The problem: Which lines of the records below contain the word "kind"? Report each of them in full.

Data records for software interfaces:
+++
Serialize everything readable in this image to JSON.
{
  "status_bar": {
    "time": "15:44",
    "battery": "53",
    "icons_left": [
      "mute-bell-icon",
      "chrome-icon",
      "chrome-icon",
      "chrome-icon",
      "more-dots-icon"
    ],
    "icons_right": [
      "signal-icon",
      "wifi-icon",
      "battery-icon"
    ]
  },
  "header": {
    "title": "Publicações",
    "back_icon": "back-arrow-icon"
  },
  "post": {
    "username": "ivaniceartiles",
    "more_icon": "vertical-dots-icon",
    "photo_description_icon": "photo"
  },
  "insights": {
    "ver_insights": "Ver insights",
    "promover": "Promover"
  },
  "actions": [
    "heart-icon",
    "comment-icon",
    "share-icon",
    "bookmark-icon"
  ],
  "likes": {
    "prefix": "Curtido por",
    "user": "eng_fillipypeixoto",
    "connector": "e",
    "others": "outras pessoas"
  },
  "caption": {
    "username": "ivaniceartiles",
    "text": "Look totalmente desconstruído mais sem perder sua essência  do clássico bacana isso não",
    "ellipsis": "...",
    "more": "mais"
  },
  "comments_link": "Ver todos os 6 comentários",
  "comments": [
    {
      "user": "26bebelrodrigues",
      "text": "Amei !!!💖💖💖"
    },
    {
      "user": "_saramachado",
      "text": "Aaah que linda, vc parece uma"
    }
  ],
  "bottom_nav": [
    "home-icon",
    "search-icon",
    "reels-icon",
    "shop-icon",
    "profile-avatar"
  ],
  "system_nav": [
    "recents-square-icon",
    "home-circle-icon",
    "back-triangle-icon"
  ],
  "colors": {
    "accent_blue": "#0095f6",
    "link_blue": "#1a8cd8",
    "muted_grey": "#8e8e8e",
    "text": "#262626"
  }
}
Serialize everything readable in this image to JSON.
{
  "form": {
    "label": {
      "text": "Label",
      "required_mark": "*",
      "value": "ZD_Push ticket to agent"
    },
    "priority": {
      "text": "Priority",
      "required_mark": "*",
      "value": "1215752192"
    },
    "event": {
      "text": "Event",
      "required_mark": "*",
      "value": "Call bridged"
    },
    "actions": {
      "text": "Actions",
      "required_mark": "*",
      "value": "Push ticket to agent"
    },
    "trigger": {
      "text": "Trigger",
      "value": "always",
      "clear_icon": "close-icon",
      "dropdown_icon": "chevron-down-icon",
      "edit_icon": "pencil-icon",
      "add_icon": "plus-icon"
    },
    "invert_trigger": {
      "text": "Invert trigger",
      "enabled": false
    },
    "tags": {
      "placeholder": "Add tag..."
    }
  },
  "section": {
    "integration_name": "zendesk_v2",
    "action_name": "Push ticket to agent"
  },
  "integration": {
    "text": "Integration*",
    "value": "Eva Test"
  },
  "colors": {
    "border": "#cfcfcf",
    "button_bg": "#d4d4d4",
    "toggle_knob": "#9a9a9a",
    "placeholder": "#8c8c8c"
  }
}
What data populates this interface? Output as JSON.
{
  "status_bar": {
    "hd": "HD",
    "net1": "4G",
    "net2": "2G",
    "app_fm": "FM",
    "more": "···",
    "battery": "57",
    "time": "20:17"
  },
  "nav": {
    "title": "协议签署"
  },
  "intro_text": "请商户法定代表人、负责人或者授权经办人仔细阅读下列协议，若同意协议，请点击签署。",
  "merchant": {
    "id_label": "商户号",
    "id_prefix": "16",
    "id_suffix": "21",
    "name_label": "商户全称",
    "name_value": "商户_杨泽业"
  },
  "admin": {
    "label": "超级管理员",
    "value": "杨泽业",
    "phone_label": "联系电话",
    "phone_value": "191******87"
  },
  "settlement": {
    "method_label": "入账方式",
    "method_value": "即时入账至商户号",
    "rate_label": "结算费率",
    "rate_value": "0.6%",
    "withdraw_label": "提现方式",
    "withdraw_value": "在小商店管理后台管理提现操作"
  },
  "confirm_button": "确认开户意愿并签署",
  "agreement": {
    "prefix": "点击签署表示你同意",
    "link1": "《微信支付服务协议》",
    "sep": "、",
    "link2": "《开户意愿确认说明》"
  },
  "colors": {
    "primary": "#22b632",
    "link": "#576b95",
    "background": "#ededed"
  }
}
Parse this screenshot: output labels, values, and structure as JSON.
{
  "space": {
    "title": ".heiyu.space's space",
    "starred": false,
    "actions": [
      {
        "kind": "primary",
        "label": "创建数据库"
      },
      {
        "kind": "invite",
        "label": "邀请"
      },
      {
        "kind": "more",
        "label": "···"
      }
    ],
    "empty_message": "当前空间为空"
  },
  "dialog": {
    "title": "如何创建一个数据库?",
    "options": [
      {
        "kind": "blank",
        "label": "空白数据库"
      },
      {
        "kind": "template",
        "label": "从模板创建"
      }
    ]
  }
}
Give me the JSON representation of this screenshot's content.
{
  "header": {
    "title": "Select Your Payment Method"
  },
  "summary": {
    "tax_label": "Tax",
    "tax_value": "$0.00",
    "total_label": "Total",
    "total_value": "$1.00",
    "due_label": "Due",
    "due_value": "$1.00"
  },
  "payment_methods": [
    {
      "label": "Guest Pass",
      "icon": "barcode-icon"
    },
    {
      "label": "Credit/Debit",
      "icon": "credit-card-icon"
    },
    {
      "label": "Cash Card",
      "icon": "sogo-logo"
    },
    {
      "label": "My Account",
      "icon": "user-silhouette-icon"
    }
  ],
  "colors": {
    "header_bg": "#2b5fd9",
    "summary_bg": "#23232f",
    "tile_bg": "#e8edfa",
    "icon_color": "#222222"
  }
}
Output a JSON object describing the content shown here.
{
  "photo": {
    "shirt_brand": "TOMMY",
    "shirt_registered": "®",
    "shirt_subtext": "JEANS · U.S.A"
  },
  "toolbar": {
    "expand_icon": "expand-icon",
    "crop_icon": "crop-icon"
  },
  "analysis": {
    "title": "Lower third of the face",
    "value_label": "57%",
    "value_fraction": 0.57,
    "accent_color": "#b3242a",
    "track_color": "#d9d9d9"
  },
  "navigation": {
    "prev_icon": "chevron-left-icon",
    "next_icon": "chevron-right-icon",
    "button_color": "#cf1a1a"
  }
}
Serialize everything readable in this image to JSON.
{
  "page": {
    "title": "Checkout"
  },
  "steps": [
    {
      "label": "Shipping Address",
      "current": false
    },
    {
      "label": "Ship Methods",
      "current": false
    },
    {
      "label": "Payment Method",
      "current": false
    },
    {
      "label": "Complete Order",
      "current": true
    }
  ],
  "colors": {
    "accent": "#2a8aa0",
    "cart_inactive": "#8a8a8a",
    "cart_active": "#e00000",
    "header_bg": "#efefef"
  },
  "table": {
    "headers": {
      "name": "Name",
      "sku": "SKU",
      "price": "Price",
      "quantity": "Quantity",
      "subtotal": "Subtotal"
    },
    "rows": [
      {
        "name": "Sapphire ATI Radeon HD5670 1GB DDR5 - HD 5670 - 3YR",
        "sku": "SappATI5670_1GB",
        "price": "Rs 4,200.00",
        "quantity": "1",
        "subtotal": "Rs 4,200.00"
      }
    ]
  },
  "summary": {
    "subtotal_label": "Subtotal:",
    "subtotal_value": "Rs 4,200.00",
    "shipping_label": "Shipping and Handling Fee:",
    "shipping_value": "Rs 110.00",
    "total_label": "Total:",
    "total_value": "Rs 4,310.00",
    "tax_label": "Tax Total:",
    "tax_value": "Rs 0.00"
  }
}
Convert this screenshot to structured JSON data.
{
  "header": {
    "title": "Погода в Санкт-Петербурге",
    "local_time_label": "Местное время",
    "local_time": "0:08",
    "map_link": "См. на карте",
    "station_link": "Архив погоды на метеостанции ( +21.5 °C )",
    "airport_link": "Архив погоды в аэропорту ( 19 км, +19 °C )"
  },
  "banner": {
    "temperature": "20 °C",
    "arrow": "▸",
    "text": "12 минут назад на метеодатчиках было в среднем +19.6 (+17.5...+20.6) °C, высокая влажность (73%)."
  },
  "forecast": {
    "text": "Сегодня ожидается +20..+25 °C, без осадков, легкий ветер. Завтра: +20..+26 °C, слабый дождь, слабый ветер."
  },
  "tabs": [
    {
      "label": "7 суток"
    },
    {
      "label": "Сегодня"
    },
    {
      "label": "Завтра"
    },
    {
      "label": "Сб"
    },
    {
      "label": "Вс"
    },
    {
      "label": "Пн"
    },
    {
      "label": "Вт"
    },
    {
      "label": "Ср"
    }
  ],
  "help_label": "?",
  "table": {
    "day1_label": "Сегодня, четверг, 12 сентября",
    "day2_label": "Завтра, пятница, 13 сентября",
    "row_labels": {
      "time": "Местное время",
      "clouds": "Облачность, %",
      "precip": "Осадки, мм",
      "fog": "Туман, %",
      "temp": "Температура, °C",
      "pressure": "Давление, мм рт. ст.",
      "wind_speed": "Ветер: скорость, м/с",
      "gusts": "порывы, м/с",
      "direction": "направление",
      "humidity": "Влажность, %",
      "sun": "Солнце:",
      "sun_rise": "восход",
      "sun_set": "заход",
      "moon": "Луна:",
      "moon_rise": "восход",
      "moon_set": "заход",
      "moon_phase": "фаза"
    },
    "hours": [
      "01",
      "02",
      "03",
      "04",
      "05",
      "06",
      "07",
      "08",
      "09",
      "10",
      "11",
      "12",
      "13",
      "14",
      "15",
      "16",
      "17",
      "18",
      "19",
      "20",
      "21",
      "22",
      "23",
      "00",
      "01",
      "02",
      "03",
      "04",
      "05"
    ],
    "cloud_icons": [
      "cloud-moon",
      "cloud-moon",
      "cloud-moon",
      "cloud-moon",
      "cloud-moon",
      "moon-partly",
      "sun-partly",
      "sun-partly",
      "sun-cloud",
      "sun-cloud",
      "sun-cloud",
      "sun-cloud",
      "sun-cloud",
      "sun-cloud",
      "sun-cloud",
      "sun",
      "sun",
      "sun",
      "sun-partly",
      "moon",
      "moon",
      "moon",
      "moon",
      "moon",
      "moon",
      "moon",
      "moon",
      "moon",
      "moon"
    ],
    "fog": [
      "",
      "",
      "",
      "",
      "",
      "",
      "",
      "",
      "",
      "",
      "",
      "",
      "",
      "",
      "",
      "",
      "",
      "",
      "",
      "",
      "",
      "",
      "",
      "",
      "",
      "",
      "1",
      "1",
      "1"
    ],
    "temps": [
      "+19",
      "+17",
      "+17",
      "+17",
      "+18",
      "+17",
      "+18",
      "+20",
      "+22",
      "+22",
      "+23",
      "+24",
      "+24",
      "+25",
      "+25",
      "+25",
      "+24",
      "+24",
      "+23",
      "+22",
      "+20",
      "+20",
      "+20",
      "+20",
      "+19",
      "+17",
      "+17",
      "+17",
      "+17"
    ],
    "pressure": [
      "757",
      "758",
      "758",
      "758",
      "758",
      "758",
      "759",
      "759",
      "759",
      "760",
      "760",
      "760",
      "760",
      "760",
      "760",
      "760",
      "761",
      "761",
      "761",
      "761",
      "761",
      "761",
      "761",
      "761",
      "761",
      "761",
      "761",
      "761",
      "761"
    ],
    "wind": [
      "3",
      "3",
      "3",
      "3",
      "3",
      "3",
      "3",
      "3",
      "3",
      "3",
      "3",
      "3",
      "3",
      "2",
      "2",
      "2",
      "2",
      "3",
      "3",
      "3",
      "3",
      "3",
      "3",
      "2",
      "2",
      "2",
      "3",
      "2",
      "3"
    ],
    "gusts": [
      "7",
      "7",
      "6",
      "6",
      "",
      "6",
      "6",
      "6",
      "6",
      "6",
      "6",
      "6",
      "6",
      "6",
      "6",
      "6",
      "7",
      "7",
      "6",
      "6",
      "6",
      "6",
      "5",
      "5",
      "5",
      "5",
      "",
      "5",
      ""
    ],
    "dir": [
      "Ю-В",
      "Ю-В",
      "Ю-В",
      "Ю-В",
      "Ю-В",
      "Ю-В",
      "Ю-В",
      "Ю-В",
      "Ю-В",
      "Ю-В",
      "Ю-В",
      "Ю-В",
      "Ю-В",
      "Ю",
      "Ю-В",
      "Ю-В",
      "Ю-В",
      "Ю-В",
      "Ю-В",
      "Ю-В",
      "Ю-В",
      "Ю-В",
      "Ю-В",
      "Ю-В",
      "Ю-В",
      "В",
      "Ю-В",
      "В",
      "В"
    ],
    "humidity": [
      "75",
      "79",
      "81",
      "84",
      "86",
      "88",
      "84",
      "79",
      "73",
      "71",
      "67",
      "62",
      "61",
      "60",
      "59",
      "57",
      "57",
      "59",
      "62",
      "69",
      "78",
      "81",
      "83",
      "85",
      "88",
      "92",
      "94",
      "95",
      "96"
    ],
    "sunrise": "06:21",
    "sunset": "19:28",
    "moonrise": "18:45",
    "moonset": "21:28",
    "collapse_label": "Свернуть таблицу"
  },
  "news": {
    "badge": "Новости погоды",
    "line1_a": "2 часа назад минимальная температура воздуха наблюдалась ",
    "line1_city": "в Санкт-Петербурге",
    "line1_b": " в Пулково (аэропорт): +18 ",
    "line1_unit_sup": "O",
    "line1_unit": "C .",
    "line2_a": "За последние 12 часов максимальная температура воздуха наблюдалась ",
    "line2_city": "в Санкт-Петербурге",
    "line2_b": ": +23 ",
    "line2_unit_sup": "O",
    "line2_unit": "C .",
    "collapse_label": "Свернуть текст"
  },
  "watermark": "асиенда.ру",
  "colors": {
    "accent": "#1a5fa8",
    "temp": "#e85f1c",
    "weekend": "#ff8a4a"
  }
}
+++
Written solution:
        "kind": "primary",
        "kind": "invite",
        "kind": "more",
        "kind": "blank",
        "kind": "template",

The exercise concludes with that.